By mid-1942, the healthy, white, male workforce had left for the armed services, and our country needed to build ships faster than the enemy could sink them. Kaiser’s offer of good union jobs in the defense industry drew people from all over the country. Visualize the home front workforce – housewives, people of color, disabled veterans, people too young or too old to fight. Cities like Richmond had to step up with wraparound services. Housing and transportation were in high demand, so Kaiser built dormitories and brought in trolley cars from New York. For an increasingly female labor pool, First Lady Eleanor Roosevelt told Kaiser he’d need to provide child care – and he did.
But of all these infrastructure improvements, one stands out. The high-quality medical care received by the workers in the Kaiser shipyards under the direction of Sidney Garfield, MD, helped us win the war.
Manual labor was not a novelty to this generation, but most had never experienced the hazards of intense industrial production.
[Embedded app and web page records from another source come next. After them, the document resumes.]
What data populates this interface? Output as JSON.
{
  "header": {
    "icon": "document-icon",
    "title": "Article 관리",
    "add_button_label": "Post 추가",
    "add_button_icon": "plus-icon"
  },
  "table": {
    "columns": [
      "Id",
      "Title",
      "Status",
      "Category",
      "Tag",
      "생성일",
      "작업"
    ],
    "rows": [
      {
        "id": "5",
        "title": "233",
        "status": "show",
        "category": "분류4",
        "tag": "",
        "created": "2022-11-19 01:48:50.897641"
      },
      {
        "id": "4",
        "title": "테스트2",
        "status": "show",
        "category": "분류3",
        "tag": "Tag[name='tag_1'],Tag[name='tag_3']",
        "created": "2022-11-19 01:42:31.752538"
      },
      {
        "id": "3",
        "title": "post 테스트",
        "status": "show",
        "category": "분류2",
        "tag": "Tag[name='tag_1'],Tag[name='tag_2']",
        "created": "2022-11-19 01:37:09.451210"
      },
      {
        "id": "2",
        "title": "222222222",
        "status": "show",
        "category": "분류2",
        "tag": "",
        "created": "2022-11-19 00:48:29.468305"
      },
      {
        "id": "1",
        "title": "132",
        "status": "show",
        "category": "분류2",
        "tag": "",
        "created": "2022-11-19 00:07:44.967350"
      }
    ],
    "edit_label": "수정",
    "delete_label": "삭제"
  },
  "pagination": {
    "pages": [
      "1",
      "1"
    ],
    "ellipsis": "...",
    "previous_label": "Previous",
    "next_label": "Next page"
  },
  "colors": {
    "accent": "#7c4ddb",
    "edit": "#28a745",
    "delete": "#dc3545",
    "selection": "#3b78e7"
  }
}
To keep 90,000 people safe and returning to the job the next day, the first aid stations, the Richmond Field Hospital, and the Oakland Permanente Foundation Hospital all had to perform flawlessly. Novel for heavy industry, a staff gynecologist supported women’s health. Shipyard newspapers carried suggestions about how to work safely. Practical medical experience was shared with other physicians around the country in a published journal. One of our doctors was so good at treating pneumonia that he got the first civilian doses of the life-saving drug penicillin. And all this high-quality care was offered without racial segregation.
The industrial health plan, free for all workers, was first extended as an affordable nonindustrial plan. Later, employee families were included. Why? Because if you got hurt away from the job, or if your child was sick, you were likely to miss work. The fight against fascism needed your able body.
Kaiser Permanente’s coming-of-age took place in these shipyards, with these workers. It’s an honor to help sponsor this site of national pride and remember that health care was, and is, a community investment.